It is downright absurd to make an art book on Dr. Seuss that attempts a straight chronology on the life and work of this multitalented author, illustrator, painter, sculptor, political cartoonist, adman, doodler, practical joker, and Cat Behind the Hat. Chronology is, in this case, an elusive term. His life meanders between so many facets of artistic impulses, with images cross-pollinating over years and even decades, that the chronological line of his life is as dippy and curved as the architectural elements of a house in Who-ville.
Therefore, this book is “chronological-ish.” That is to say, some things come at the right time and some at the wrong time. But just as Dr. Seuss taught us to look at life “through the wrong end of a telescope,” the iconic artwork packed into these pages helps us understand that it isn’t always a straight line from here to there that matters . . . but rather the fun of the journey that really counts.
|Dr. Seuss & Mr. Geisel: A Biography by Judith & Neil Morgan|
This captivating biography of the bestselling children's author in history reveals at last the man who had a unique influence on four generations of Americans who championed children's rights before that phrase was familiar, and who revolutionized the way children learn to read.
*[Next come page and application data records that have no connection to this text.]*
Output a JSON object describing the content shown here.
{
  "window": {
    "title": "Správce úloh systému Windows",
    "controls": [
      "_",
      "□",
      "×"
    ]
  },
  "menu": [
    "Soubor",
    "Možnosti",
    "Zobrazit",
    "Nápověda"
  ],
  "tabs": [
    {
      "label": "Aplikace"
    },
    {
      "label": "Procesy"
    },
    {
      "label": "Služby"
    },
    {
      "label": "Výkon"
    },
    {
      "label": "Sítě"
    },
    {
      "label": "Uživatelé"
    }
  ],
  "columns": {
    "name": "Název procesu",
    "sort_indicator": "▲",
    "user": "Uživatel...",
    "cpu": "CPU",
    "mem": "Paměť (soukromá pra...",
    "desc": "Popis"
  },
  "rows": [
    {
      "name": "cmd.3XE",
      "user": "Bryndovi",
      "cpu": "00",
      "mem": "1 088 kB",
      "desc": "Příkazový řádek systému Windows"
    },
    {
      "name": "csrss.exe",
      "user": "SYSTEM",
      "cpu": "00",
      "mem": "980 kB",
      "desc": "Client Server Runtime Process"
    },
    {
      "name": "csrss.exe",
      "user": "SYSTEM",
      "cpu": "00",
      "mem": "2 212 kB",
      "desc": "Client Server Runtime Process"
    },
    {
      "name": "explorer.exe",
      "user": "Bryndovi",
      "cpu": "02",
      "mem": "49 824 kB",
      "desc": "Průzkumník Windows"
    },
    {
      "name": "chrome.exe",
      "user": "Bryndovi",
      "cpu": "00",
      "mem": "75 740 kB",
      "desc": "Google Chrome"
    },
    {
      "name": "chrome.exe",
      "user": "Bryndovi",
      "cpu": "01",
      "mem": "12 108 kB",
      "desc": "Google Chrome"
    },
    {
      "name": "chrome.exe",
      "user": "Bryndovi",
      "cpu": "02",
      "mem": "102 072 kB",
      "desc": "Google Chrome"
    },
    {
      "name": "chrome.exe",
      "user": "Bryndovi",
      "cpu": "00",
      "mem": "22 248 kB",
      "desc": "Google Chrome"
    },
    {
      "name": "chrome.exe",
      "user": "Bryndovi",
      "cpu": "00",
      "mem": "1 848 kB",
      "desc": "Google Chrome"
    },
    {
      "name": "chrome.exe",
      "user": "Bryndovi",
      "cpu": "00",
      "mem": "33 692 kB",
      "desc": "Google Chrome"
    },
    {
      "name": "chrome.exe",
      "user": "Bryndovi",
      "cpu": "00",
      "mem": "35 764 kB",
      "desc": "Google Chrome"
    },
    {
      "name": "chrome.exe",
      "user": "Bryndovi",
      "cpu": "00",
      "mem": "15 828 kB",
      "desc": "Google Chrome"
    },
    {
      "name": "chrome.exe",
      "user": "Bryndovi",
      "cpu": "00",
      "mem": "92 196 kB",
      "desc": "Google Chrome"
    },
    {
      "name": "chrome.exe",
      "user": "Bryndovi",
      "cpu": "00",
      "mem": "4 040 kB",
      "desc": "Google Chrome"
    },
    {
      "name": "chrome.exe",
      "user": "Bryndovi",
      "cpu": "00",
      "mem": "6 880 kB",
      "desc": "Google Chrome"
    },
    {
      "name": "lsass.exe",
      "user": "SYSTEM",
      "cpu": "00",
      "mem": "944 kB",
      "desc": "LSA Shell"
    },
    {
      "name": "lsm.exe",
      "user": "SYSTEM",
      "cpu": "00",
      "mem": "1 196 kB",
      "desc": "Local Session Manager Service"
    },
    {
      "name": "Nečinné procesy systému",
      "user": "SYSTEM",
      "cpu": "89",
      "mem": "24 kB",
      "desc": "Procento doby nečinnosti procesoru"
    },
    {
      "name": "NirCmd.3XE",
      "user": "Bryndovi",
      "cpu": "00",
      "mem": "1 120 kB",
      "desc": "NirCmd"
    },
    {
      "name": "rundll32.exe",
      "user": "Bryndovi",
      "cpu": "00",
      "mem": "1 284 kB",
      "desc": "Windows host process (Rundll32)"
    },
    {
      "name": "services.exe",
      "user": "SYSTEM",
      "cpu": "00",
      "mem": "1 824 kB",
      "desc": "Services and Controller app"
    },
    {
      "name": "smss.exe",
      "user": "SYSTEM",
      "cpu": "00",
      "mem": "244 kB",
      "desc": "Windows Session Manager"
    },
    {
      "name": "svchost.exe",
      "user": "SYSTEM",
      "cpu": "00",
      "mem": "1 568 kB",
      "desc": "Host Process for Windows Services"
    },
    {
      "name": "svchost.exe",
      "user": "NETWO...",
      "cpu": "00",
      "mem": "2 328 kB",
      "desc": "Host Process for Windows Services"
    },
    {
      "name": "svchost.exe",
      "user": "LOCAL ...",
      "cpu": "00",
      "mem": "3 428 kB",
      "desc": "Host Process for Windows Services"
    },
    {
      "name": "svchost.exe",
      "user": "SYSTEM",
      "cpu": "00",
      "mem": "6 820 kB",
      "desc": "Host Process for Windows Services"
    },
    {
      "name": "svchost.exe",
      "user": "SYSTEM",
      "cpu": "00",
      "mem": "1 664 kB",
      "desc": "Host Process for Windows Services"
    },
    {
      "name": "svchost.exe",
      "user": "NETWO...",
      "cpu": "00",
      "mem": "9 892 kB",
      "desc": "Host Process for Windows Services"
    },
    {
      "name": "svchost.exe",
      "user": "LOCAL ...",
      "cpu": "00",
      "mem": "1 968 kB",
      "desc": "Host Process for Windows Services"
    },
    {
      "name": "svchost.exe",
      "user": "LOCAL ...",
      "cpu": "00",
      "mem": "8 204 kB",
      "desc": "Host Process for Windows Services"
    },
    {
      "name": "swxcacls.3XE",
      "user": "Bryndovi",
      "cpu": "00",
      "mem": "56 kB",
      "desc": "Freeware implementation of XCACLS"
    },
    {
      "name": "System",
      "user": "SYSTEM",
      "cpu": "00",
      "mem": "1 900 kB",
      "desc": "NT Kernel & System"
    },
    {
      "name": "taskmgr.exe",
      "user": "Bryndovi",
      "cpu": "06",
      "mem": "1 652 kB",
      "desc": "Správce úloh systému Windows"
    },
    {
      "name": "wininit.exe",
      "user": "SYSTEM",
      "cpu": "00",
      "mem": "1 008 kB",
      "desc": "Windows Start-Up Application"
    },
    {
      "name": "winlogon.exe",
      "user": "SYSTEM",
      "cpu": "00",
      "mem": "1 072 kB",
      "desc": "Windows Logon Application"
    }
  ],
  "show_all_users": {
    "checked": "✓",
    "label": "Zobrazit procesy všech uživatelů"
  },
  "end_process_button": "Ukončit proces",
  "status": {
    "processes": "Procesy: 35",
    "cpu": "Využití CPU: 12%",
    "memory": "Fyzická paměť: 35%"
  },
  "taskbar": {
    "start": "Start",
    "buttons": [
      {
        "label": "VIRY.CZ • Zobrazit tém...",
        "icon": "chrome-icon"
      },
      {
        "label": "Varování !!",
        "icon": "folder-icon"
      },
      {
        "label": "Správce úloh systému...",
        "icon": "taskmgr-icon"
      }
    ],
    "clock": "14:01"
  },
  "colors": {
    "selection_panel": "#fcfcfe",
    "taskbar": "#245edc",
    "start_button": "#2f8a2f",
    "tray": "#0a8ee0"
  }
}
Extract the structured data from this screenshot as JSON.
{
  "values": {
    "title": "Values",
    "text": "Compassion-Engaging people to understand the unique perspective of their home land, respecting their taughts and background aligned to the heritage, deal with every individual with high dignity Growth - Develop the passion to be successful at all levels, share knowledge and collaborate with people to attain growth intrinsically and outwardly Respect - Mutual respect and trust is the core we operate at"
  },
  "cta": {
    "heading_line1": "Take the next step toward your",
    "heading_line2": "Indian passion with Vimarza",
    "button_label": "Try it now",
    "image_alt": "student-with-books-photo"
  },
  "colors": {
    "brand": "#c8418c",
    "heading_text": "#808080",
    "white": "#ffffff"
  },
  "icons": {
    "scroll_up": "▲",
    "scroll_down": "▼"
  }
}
The very name Dr. Seuss inevitably provokes a smile and some recollection of a beloved character - Horton, perhaps, or Thidwick or the Cat in the Hat. Yet during his lifetime their creator was an enigma. In his years at Dartmouth, Oxford, New York, and Hollywood, mingling with the famous and notorious, he remained reclusive and plagued by self-doubts, but never lost his love of childish playfulness.
Was Ted Geisel really a genius, as his publisher Bennett Cerf believed, or, as he himself always insisted, just lucky? In forty-seven books of nonsensical charm, from And to Think That I Saw It on Mulberry Street in 1937 to Oh, the Places You'll Go! in 1990, his recurring theme was that children had an inalienable right to mischief, love, and hope. But many librarians and teachers considered him a subversive influence when his revolutionary Cat in the Hat signaled the demise of dreary Dick-and-Jane primers.
Ted Geisel was a dreamer who saw the world "through the wrong end of a telescope." In his eighty-seven years, he met seven U.S. presidents, but was more proud of the fact that he had seen Halley's Comet twice. An obsessively private man, he rarely revealed anything of his personal and professional agonies - or of the bawdy Seussian verses he wrote for friends.
Judith and Neil Morgan knew Ted Geisel in the latter half of his life, and here they merge their firsthand insights with scholarly research, drawing material from hundreds of letters and interviews, as well as from their subject's notes for an unpublished autobiography. They had full access to Geisel's voluminous papers, illuminating his relationship with both of his wives and providing instructive glimpses of his creative processes. The result is a frank and felicitous biography as unique as its subject.